++++ INFORMATION

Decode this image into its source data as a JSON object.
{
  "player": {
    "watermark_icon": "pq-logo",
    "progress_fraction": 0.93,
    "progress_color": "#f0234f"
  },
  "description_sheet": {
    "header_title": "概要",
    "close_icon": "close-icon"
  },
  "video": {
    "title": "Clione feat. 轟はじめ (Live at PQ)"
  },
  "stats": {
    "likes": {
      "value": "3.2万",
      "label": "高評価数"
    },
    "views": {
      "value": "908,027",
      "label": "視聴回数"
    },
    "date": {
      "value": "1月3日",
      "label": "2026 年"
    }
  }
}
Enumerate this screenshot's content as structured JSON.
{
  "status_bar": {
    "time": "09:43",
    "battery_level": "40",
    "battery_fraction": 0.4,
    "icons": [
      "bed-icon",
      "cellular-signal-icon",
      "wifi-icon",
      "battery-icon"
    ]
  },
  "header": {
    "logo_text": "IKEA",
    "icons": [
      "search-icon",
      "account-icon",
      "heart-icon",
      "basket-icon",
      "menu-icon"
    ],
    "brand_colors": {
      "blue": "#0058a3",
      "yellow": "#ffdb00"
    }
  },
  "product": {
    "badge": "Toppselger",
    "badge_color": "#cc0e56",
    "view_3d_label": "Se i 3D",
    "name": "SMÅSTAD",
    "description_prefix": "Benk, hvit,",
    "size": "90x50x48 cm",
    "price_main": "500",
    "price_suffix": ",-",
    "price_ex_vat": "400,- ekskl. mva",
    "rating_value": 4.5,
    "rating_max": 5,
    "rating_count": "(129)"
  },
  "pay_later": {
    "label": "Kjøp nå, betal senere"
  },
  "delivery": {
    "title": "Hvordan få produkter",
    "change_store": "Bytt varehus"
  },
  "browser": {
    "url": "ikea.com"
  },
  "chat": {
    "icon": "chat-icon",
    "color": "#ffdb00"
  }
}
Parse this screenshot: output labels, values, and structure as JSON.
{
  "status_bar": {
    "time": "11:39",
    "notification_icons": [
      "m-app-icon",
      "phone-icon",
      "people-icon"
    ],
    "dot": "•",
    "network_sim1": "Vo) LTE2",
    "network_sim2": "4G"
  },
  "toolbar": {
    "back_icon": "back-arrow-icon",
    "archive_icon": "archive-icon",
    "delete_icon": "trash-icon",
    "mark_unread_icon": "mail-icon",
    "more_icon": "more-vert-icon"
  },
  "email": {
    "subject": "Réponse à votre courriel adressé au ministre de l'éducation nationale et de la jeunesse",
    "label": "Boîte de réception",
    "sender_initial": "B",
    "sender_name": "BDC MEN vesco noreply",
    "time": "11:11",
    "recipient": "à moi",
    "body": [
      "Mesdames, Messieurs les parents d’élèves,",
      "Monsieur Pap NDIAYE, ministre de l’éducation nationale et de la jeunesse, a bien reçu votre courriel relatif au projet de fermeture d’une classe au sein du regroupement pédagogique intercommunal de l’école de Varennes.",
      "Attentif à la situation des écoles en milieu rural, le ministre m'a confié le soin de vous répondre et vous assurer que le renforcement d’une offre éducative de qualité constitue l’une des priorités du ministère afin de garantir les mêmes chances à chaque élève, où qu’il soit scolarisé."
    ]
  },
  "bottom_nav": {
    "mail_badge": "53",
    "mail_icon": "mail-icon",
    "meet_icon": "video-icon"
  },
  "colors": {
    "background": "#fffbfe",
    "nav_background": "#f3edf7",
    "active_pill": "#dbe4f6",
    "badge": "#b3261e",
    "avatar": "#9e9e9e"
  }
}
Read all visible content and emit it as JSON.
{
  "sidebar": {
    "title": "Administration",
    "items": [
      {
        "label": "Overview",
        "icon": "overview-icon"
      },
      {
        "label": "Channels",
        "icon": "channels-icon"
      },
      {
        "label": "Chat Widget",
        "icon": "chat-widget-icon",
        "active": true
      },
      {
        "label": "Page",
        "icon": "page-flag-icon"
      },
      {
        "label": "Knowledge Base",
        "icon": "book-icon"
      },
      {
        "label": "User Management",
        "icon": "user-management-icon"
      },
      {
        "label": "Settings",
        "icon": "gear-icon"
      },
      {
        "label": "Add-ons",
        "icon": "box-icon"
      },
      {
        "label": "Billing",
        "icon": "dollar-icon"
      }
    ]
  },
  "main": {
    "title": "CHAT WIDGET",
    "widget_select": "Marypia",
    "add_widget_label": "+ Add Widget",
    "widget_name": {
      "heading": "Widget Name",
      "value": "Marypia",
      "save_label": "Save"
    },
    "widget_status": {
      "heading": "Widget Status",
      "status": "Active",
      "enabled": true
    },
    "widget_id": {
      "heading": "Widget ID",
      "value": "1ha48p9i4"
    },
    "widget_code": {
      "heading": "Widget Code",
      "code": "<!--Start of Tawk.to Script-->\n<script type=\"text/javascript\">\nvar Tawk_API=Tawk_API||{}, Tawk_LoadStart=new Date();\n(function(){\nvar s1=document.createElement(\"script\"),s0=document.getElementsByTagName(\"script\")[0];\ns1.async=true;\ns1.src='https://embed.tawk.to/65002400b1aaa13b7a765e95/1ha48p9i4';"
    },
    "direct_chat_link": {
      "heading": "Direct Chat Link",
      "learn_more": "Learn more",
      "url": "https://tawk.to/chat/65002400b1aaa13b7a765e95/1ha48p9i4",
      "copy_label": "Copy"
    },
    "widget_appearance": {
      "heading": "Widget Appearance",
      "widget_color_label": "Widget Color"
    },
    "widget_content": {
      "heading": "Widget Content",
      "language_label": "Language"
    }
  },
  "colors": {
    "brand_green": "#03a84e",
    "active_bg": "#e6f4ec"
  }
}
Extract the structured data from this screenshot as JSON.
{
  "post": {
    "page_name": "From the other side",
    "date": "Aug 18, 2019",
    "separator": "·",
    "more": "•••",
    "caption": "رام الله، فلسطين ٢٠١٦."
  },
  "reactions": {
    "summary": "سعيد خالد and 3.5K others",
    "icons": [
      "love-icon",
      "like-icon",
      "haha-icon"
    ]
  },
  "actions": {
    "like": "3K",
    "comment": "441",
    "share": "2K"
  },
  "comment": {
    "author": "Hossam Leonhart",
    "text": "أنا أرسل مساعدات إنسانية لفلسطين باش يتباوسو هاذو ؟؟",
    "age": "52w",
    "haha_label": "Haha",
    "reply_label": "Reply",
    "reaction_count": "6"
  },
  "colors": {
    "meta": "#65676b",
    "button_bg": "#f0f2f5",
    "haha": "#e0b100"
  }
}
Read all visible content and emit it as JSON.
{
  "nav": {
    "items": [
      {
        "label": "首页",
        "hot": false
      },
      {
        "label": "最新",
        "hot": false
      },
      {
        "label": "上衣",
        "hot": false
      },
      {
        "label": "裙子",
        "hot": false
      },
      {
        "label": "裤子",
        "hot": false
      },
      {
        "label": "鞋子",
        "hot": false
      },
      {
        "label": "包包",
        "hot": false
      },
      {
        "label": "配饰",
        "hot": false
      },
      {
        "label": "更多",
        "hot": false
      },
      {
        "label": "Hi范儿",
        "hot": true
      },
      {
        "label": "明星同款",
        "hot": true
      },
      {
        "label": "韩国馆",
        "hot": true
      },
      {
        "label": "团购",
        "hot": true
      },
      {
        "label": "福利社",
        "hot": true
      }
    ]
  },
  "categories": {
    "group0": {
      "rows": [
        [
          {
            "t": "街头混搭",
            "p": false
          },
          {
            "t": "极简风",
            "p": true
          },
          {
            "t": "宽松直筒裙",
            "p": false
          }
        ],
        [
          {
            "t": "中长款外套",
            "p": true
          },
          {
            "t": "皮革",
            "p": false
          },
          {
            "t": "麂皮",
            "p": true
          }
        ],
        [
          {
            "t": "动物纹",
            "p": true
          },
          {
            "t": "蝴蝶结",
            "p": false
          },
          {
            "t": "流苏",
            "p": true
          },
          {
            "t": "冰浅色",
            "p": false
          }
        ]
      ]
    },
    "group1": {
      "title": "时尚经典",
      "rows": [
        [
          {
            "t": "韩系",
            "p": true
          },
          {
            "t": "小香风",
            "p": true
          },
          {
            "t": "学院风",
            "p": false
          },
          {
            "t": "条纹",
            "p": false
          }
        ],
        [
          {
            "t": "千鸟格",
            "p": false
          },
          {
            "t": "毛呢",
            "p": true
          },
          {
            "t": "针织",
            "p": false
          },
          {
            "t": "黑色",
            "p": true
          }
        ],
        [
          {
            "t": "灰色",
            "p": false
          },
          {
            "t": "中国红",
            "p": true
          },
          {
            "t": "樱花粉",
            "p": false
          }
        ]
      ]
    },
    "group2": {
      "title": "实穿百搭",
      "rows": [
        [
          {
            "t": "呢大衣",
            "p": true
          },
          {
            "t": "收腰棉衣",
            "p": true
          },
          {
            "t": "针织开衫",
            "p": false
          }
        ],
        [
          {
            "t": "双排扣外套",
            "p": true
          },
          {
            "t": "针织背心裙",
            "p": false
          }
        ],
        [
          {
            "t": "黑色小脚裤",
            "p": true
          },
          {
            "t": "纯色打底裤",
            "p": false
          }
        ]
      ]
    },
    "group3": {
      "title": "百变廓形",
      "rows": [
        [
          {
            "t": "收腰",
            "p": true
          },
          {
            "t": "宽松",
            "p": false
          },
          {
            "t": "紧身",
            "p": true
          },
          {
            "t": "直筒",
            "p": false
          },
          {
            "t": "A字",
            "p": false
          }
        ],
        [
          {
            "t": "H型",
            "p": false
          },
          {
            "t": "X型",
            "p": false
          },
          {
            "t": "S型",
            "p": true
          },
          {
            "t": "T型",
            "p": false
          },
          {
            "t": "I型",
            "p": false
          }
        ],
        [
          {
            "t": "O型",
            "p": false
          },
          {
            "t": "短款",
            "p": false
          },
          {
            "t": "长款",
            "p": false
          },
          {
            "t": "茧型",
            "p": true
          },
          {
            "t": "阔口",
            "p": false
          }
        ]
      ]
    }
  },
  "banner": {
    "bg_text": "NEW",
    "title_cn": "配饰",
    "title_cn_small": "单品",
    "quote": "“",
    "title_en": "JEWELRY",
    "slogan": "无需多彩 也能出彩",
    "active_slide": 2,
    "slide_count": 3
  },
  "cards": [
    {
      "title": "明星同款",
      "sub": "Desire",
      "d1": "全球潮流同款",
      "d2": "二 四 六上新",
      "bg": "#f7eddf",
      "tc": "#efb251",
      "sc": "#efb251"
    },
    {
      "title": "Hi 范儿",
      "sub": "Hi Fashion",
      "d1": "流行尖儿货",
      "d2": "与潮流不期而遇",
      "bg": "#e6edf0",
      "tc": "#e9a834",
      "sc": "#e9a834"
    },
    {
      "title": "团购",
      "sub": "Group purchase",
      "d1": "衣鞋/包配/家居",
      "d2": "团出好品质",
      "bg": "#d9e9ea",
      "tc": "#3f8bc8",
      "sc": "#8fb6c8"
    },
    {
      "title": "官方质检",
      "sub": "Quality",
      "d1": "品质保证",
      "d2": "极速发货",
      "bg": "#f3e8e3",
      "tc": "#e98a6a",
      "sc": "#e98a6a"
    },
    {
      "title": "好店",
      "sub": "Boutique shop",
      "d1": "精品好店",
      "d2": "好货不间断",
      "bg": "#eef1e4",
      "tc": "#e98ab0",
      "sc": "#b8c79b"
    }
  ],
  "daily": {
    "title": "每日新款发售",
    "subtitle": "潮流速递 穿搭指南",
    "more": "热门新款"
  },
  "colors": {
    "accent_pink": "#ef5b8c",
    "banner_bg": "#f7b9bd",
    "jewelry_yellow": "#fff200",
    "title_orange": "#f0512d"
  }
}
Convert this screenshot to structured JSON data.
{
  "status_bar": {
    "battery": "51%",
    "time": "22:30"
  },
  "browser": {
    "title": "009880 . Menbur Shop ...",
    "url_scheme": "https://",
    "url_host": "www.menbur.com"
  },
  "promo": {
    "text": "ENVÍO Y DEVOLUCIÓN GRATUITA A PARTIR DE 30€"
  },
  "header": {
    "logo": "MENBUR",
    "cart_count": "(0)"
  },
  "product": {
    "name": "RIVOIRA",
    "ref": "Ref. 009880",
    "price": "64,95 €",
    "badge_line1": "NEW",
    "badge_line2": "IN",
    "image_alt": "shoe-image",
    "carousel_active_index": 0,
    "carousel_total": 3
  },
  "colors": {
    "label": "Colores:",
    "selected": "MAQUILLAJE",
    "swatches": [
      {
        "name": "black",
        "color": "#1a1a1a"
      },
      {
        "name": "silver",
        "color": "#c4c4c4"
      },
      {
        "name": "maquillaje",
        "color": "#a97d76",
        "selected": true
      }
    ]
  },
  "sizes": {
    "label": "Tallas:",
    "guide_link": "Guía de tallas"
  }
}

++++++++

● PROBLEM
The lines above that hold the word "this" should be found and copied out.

● TASK ANSWER
Decode this image into its source data as a JSON object.
Enumerate this screenshot's content as structured JSON.
Parse this screenshot: output labels, values, and structure as JSON.
Extract the structured data from this screenshot as JSON.
Convert this screenshot to structured JSON data.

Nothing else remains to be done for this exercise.